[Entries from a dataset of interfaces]
----------------

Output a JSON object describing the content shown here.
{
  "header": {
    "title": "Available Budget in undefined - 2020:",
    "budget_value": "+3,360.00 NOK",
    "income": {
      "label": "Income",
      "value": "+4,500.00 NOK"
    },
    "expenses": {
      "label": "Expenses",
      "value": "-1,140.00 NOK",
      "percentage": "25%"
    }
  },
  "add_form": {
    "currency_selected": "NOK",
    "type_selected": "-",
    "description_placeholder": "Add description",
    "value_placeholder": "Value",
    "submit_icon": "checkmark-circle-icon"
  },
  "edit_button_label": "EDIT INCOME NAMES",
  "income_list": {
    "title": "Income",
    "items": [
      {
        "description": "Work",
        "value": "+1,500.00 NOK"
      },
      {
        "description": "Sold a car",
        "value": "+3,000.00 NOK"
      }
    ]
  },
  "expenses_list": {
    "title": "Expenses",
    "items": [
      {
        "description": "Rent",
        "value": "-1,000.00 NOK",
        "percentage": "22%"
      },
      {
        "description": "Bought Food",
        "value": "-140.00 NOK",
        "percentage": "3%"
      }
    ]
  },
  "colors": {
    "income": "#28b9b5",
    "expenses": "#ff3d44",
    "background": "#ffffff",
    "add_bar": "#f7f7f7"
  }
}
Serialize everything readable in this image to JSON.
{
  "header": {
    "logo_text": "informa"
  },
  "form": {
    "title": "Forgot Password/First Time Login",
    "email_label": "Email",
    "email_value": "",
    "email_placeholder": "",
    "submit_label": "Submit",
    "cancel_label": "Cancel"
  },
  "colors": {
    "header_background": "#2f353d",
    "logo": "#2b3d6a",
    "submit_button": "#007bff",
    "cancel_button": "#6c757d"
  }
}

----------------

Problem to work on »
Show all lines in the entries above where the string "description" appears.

Task answer »
    "description_placeholder": "Add description",
        "description": "Work",
        "description": "Sold a car",
        "description": "Rent",
        "description": "Bought Food",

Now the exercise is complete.